■ What you have to do
Your answer should hold all lines of the entries that include the word "JSON".

■ Dataset rows describing interfaces
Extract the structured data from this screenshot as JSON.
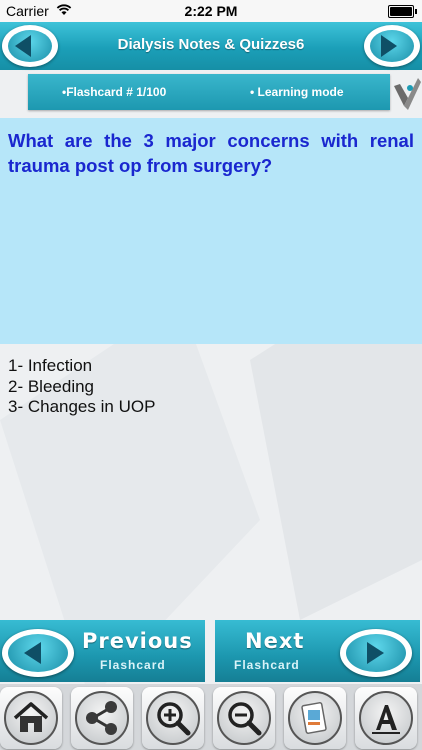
{
  "status": {
    "carrier": "Carrier",
    "time": "2:22 PM"
  },
  "header": {
    "title": "Dialysis Notes & Quizzes6"
  },
  "info": {
    "flashcard": "•Flashcard #  1/100",
    "mode": "• Learning mode"
  },
  "question": "What are the 3 major concerns with renal trauma post op from surgery?",
  "answer": [
    "1- Infection",
    "2- Bleeding",
    "3- Changes in UOP"
  ],
  "nav": {
    "previous": {
      "label": "Previous",
      "sub": "Flashcard"
    },
    "next": {
      "label": "Next",
      "sub": "Flashcard"
    }
  },
  "colors": {
    "accent": "#1d9cb5",
    "question_bg": "#b6e6f9",
    "question_text": "#1a27cf"
  },
  "toolbar_icons": [
    "home-icon",
    "share-icon",
    "zoom-in-icon",
    "zoom-out-icon",
    "card-icon",
    "font-icon"
  ]
}
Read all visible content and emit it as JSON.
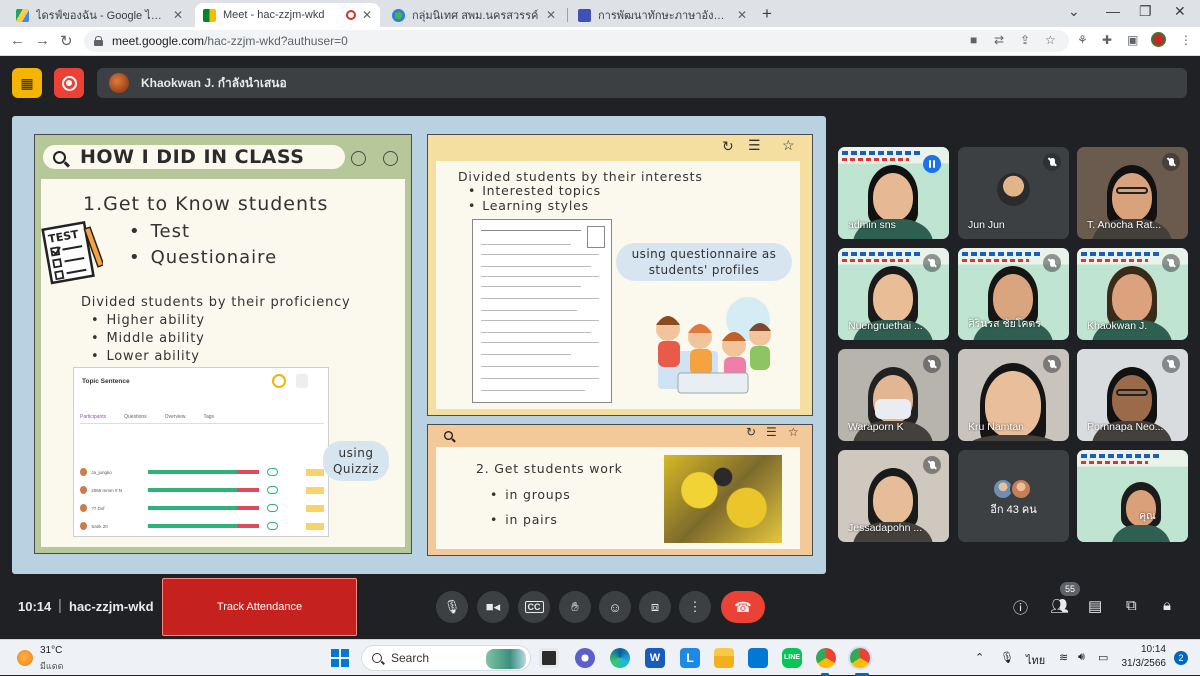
{
  "browser": {
    "tabs": [
      {
        "title": "ไดรฟ์ของฉัน - Google ไดรฟ์",
        "active": false
      },
      {
        "title": "Meet - hac-zzjm-wkd",
        "active": true
      },
      {
        "title": "กลุ่มนิเทศ สพม.นครสวรรค์",
        "active": false
      },
      {
        "title": "การพัฒนาทักษะภาษาอังกฤษ English",
        "active": false
      }
    ],
    "url_host": "meet.google.com",
    "url_path": "/hac-zzjm-wkd?authuser=0"
  },
  "meet": {
    "presenter_label": "Khaokwan J. กำลังนำเสนอ",
    "clock": "10:14",
    "separator": "|",
    "meeting_code": "hac-zzjm-wkd",
    "track_attendance": "Track Attendance",
    "participant_count": "55"
  },
  "slide": {
    "search_title": "HOW I DID IN CLASS",
    "heading": "1.Get to Know students",
    "big_bullets": [
      "Test",
      "Questionaire"
    ],
    "test_label": "TEST",
    "proficiency_heading": "Divided students by their proficiency",
    "proficiency_bullets": [
      "Higher ability",
      "Middle ability",
      "Lower ability"
    ],
    "quiz_title": "Topic Sentence",
    "quiz_tabs": [
      "Participants",
      "Questions",
      "Overview",
      "Tags"
    ],
    "quiz_students": [
      "Ja_jungko",
      "2065 mmm # Nyan 125",
      "?? Dof",
      "Sarik 20"
    ],
    "quizziz_bubble": [
      "using",
      "Quizziz"
    ],
    "interests_heading": "Divided students by their interests",
    "interests_bullets": [
      "Interested topics",
      "Learning styles"
    ],
    "questionnaire_bubble": [
      "using questionnaire as",
      "students' profiles"
    ],
    "work_heading": "2. Get students work",
    "work_bullets": [
      "in groups",
      "in pairs"
    ]
  },
  "participants": [
    {
      "name": "admin sns",
      "state": "speaking"
    },
    {
      "name": "Jun Jun",
      "state": "muted"
    },
    {
      "name": "T. Anocha Rat...",
      "state": "muted"
    },
    {
      "name": "Nuengruethai ...",
      "state": "muted"
    },
    {
      "name": "ศิรินรส ชัยโคตร",
      "state": "muted"
    },
    {
      "name": "Khaokwan J.",
      "state": "muted"
    },
    {
      "name": "Waraporn K",
      "state": "muted"
    },
    {
      "name": "Kru Namtan",
      "state": "muted"
    },
    {
      "name": "Pornnapa Neo...",
      "state": "muted"
    },
    {
      "name": "Jessadapohn ...",
      "state": "muted"
    },
    {
      "name": "อีก 43 คน",
      "state": "group"
    },
    {
      "name": "คุณ",
      "state": "self"
    }
  ],
  "taskbar": {
    "temperature": "31°C",
    "weather": "มีแดด",
    "search_label": "Search",
    "language": "ไทย",
    "time": "10:14",
    "date": "31/3/2566",
    "notifications": "2"
  },
  "colors": {
    "meet_bg": "#202124",
    "end_call": "#ea4335",
    "track_button": "#c5221f",
    "slide_bg": "#b9d2e2"
  }
}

■ Answer section
Extract the structured data from this screenshot as JSON.
Read all visible content and emit it as JSON.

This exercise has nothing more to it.